═════ MATERIAL SHOWN
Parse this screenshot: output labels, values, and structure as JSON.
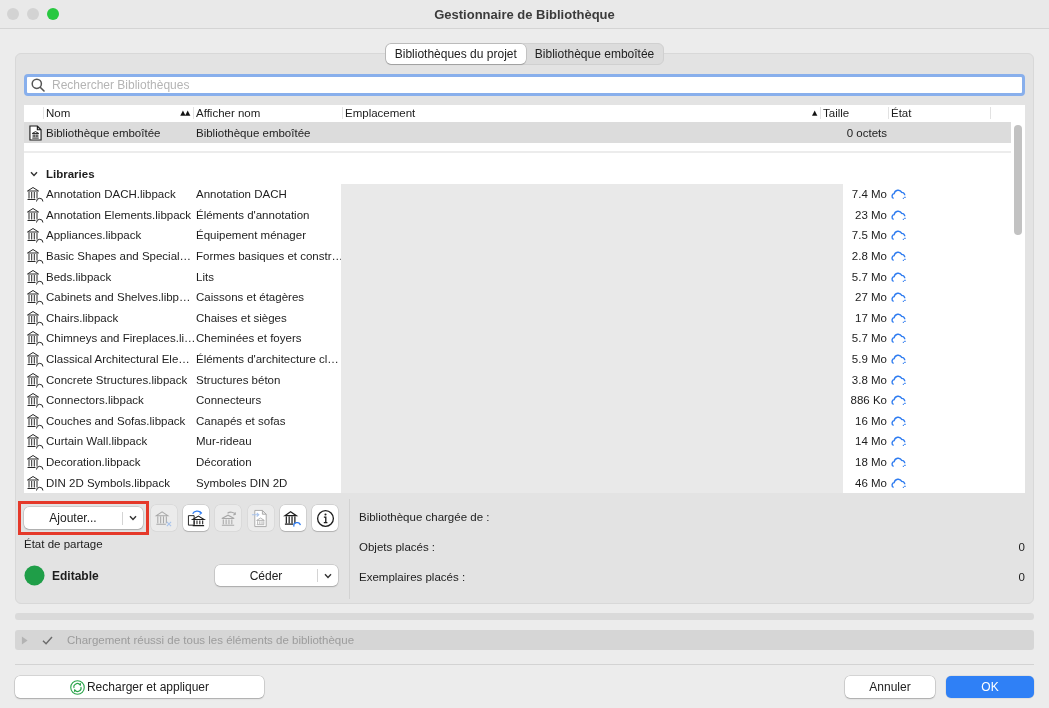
{
  "window": {
    "title": "Gestionnaire de Bibliothèque",
    "controls": [
      {
        "kind": "close",
        "disabled": true
      },
      {
        "kind": "minimize",
        "disabled": true
      },
      {
        "kind": "zoom",
        "disabled": false
      }
    ]
  },
  "tabs": [
    {
      "label": "Bibliothèques du projet",
      "selected": true
    },
    {
      "label": "Bibliothèque emboîtée",
      "selected": false
    }
  ],
  "search": {
    "placeholder": "Rechercher Bibliothèques"
  },
  "table": {
    "columns": [
      {
        "label": "Nom",
        "sort_indicator": "▲▲"
      },
      {
        "label": "Afficher nom"
      },
      {
        "label": "Emplacement",
        "sort_indicator": "▲"
      },
      {
        "label": "Taille"
      },
      {
        "label": "État"
      }
    ],
    "location_hidden": true,
    "nested_library": {
      "name": "Bibliothèque emboîtée",
      "display_name": "Bibliothèque emboîtée",
      "size": "0 octets",
      "selected": true
    },
    "groups": [
      {
        "label": "Libraries",
        "expanded": true,
        "rows": [
          {
            "name": "Annotation DACH.libpack",
            "display_name": "Annotation DACH",
            "size": "7.4 Mo",
            "selected": false
          },
          {
            "name": "Annotation Elements.libpack",
            "display_name": "Éléments d'annotation",
            "size": "23 Mo",
            "selected": false
          },
          {
            "name": "Appliances.libpack",
            "display_name": "Équipement ménager",
            "size": "7.5 Mo",
            "selected": false
          },
          {
            "name": "Basic Shapes and Special…",
            "display_name": "Formes basiques et constr…",
            "size": "2.8 Mo",
            "selected": false
          },
          {
            "name": "Beds.libpack",
            "display_name": "Lits",
            "size": "5.7 Mo",
            "selected": false
          },
          {
            "name": "Cabinets and Shelves.libp…",
            "display_name": "Caissons et étagères",
            "size": "27 Mo",
            "selected": false
          },
          {
            "name": "Chairs.libpack",
            "display_name": "Chaises et sièges",
            "size": "17 Mo",
            "selected": false
          },
          {
            "name": "Chimneys and Fireplaces.li…",
            "display_name": "Cheminées et foyers",
            "size": "5.7 Mo",
            "selected": false
          },
          {
            "name": "Classical Architectural Ele…",
            "display_name": "Éléments d'architecture cl…",
            "size": "5.9 Mo",
            "selected": false
          },
          {
            "name": "Concrete Structures.libpack",
            "display_name": "Structures béton",
            "size": "3.8 Mo",
            "selected": false
          },
          {
            "name": "Connectors.libpack",
            "display_name": "Connecteurs",
            "size": "886 Ko",
            "selected": false
          },
          {
            "name": "Couches and Sofas.libpack",
            "display_name": "Canapés et sofas",
            "size": "16 Mo",
            "selected": false
          },
          {
            "name": "Curtain Wall.libpack",
            "display_name": "Mur-rideau",
            "size": "14 Mo",
            "selected": false
          },
          {
            "name": "Decoration.libpack",
            "display_name": "Décoration",
            "size": "18 Mo",
            "selected": false
          },
          {
            "name": "DIN 2D Symbols.libpack",
            "display_name": "Symboles DIN 2D",
            "size": "46 Mo",
            "selected": false
          }
        ]
      }
    ]
  },
  "toolbar": {
    "add_button": {
      "label": "Ajouter...",
      "highlighted": true
    },
    "tool_buttons": [
      {
        "kind": "remove",
        "disabled": true
      },
      {
        "kind": "swap",
        "disabled": false
      },
      {
        "kind": "refresh",
        "disabled": true
      },
      {
        "kind": "import",
        "disabled": true
      },
      {
        "kind": "cloud",
        "disabled": false
      },
      {
        "kind": "info",
        "disabled": false
      }
    ]
  },
  "sharing": {
    "label": "État de partage",
    "status": "Editable",
    "color": "#1f9e48",
    "button": "Céder"
  },
  "details": [
    {
      "label": "Bibliothèque chargée de :"
    },
    {
      "label": "Objets placés :",
      "value": "0"
    },
    {
      "label": "Exemplaires placés :",
      "value": "0"
    }
  ],
  "status_bar": {
    "expanded": false,
    "text": "Chargement réussi de tous les éléments de bibliothèque"
  },
  "buttons": [
    {
      "kind": "reload",
      "label": "Recharger et appliquer",
      "default": false
    },
    {
      "kind": "cancel",
      "label": "Annuler",
      "default": false
    },
    {
      "kind": "ok",
      "label": "OK",
      "default": true
    }
  ]
}
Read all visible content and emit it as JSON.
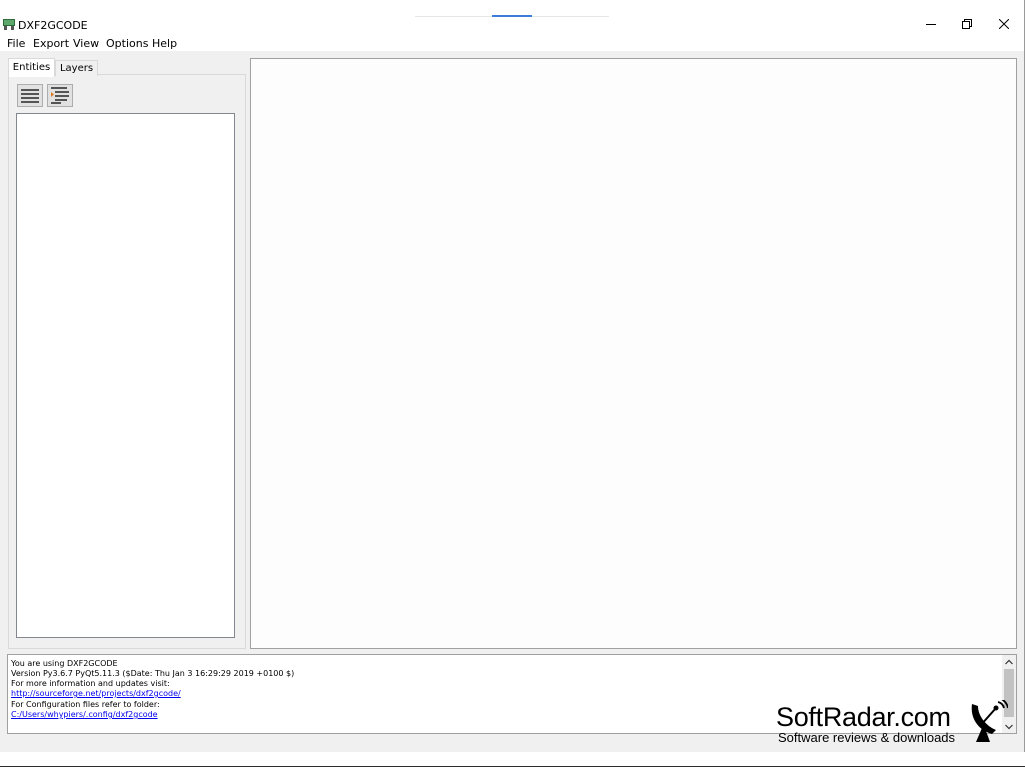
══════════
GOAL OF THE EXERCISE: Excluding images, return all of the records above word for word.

OUTPUT:
Parse this screenshot: output labels, values, and structure as JSON.
{
  "window": {
    "title": "Gestionnaire de Bibliothèque",
    "controls": [
      {
        "kind": "close",
        "disabled": true
      },
      {
        "kind": "minimize",
        "disabled": true
      },
      {
        "kind": "zoom",
        "disabled": false
      }
    ]
  },
  "tabs": [
    {
      "label": "Bibliothèques du projet",
      "selected": true
    },
    {
      "label": "Bibliothèque emboîtée",
      "selected": false
    }
  ],
  "search": {
    "placeholder": "Rechercher Bibliothèques"
  },
  "table": {
    "columns": [
      {
        "label": "Nom",
        "sort_indicator": "▲▲"
      },
      {
        "label": "Afficher nom"
      },
      {
        "label": "Emplacement",
        "sort_indicator": "▲"
      },
      {
        "label": "Taille"
      },
      {
        "label": "État"
      }
    ],
    "location_hidden": true,
    "nested_library": {
      "name": "Bibliothèque emboîtée",
      "display_name": "Bibliothèque emboîtée",
      "size": "0 octets",
      "selected": true
    },
    "groups": [
      {
        "label": "Libraries",
        "expanded": true,
        "rows": [
          {
            "name": "Annotation DACH.libpack",
            "display_name": "Annotation DACH",
            "size": "7.4 Mo",
            "selected": false
          },
          {
            "name": "Annotation Elements.libpack",
            "display_name": "Éléments d'annotation",
            "size": "23 Mo",
            "selected": false
          },
          {
            "name": "Appliances.libpack",
            "display_name": "Équipement ménager",
            "size": "7.5 Mo",
            "selected": false
          },
          {
            "name": "Basic Shapes and Special…",
            "display_name": "Formes basiques et constr…",
            "size": "2.8 Mo",
            "selected": false
          },
          {
            "name": "Beds.libpack",
            "display_name": "Lits",
            "size": "5.7 Mo",
            "selected": false
          },
          {
            "name": "Cabinets and Shelves.libp…",
            "display_name": "Caissons et étagères",
            "size": "27 Mo",
            "selected": false
          },
          {
            "name": "Chairs.libpack",
            "display_name": "Chaises et sièges",
            "size": "17 Mo",
            "selected": false
          },
          {
            "name": "Chimneys and Fireplaces.li…",
            "display_name": "Cheminées et foyers",
            "size": "5.7 Mo",
            "selected": false
          },
          {
            "name": "Classical Architectural Ele…",
            "display_name": "Éléments d'architecture cl…",
            "size": "5.9 Mo",
            "selected": false
          },
          {
            "name": "Concrete Structures.libpack",
            "display_name": "Structures béton",
            "size": "3.8 Mo",
            "selected": false
          },
          {
            "name": "Connectors.libpack",
            "display_name": "Connecteurs",
            "size": "886 Ko",
            "selected": false
          },
          {
            "name": "Couches and Sofas.libpack",
            "display_name": "Canapés et sofas",
            "size": "16 Mo",
            "selected": false
          },
          {
            "name": "Curtain Wall.libpack",
            "display_name": "Mur-rideau",
            "size": "14 Mo",
            "selected": false
          },
          {
            "name": "Decoration.libpack",
            "display_name": "Décoration",
            "size": "18 Mo",
            "selected": false
          },
          {
            "name": "DIN 2D Symbols.libpack",
            "display_name": "Symboles DIN 2D",
            "size": "46 Mo",
            "selected": false
          }
        ]
      }
    ]
  },
  "toolbar": {
    "add_button": {
      "label": "Ajouter...",
      "highlighted": true
    },
    "tool_buttons": [
      {
        "kind": "remove",
        "disabled": true
      },
      {
        "kind": "swap",
        "disabled": false
      },
      {
        "kind": "refresh",
        "disabled": true
      },
      {
        "kind": "import",
        "disabled": true
      },
      {
        "kind": "cloud",
        "disabled": false
      },
      {
        "kind": "info",
        "disabled": false
      }
    ]
  },
  "sharing": {
    "label": "État de partage",
    "status": "Editable",
    "color": "#1f9e48",
    "button": "Céder"
  },
  "details": [
    {
      "label": "Bibliothèque chargée de :"
    },
    {
      "label": "Objets placés :",
      "value": "0"
    },
    {
      "label": "Exemplaires placés :",
      "value": "0"
    }
  ],
  "status_bar": {
    "expanded": false,
    "text": "Chargement réussi de tous les éléments de bibliothèque"
  },
  "buttons": [
    {
      "kind": "reload",
      "label": "Recharger et appliquer",
      "default": false
    },
    {
      "kind": "cancel",
      "label": "Annuler",
      "default": false
    },
    {
      "kind": "ok",
      "label": "OK",
      "default": true
    }
  ]
}
Read all visible content and emit it as JSON.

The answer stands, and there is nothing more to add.